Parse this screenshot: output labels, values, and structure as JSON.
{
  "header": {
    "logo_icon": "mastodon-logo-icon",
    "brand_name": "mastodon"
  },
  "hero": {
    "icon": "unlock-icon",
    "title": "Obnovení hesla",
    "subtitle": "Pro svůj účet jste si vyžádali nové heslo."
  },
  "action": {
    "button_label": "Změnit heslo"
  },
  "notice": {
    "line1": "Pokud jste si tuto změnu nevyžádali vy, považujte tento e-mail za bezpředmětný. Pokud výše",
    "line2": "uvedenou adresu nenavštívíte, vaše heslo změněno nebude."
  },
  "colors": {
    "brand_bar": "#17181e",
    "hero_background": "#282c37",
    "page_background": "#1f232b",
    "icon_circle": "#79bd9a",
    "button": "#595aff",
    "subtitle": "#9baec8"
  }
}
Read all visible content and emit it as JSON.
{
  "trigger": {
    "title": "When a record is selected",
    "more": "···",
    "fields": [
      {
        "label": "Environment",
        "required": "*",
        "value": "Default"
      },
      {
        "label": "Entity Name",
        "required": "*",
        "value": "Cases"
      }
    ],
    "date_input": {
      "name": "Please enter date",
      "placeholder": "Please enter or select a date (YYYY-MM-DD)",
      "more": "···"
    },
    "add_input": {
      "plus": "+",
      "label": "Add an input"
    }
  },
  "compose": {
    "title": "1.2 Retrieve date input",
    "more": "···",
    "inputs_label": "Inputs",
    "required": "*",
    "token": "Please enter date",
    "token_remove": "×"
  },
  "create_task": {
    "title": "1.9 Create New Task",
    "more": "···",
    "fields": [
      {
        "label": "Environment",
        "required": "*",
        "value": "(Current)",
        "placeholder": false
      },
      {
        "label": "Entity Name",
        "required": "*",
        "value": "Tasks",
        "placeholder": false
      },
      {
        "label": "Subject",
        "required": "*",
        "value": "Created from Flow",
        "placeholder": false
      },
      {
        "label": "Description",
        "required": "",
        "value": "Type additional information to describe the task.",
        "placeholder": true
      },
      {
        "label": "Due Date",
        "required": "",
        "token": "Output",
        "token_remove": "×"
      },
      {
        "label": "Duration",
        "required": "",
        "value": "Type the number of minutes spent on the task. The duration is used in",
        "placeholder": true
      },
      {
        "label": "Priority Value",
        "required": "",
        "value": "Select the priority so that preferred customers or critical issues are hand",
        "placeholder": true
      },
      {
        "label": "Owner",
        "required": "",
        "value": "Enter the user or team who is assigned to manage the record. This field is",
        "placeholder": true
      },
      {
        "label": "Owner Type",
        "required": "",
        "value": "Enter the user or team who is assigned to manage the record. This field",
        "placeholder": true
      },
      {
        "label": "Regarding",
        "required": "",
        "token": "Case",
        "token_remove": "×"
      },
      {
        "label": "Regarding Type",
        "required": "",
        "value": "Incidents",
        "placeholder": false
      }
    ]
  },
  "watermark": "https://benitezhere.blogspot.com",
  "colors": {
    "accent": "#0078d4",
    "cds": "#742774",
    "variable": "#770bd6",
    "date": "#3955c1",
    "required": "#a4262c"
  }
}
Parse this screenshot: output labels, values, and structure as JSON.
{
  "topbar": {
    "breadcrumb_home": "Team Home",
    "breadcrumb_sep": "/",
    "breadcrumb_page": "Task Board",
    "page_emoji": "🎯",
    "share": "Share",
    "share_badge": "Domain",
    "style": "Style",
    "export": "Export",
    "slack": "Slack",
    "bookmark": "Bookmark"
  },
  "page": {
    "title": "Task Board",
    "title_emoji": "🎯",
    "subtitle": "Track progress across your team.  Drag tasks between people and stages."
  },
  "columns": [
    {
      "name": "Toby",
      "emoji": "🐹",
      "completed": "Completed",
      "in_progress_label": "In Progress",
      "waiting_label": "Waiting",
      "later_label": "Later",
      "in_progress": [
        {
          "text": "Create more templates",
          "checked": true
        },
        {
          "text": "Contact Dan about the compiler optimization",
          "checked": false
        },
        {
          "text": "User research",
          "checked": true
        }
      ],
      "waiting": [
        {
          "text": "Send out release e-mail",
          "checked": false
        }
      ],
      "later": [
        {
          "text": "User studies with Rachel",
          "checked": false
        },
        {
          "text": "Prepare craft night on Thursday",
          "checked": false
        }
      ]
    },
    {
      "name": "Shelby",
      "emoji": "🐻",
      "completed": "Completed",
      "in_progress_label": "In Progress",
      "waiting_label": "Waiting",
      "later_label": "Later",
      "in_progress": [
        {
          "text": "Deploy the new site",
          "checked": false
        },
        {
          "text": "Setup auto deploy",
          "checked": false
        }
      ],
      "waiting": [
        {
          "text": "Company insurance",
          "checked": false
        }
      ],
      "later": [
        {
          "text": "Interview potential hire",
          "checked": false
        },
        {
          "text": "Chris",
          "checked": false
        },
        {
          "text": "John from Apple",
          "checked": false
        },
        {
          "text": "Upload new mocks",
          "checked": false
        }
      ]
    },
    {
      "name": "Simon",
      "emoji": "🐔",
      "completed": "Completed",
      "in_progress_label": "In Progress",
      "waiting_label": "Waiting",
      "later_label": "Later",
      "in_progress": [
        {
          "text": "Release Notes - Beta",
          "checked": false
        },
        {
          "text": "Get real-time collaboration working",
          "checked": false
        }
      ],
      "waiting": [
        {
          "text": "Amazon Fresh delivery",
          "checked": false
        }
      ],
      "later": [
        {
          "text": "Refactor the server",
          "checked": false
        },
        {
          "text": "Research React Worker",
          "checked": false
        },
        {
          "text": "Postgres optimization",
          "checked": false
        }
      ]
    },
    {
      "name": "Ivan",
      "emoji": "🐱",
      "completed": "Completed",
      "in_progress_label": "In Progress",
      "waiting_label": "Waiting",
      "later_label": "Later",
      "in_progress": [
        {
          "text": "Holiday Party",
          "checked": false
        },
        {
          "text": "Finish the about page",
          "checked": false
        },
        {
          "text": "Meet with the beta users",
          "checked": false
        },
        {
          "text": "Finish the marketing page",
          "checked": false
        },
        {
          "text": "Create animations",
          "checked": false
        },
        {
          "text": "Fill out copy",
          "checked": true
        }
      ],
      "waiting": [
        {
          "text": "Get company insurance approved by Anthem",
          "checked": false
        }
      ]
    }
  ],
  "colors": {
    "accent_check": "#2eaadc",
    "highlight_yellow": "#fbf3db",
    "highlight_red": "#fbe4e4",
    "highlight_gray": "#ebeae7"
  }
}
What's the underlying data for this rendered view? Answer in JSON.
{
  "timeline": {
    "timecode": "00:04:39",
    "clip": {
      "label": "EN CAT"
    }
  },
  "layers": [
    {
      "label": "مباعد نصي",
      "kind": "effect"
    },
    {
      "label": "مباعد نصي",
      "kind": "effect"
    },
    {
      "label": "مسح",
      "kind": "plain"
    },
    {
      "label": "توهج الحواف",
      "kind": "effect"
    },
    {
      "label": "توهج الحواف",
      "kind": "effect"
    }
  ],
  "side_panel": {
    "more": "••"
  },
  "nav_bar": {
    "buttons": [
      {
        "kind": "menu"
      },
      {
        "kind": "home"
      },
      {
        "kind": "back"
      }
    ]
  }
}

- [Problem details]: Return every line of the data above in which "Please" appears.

- [Your solution]:
      "name": "Please enter date",
      "placeholder": "Please enter or select a date (YYYY-MM-DD)",
    "token": "Please enter date",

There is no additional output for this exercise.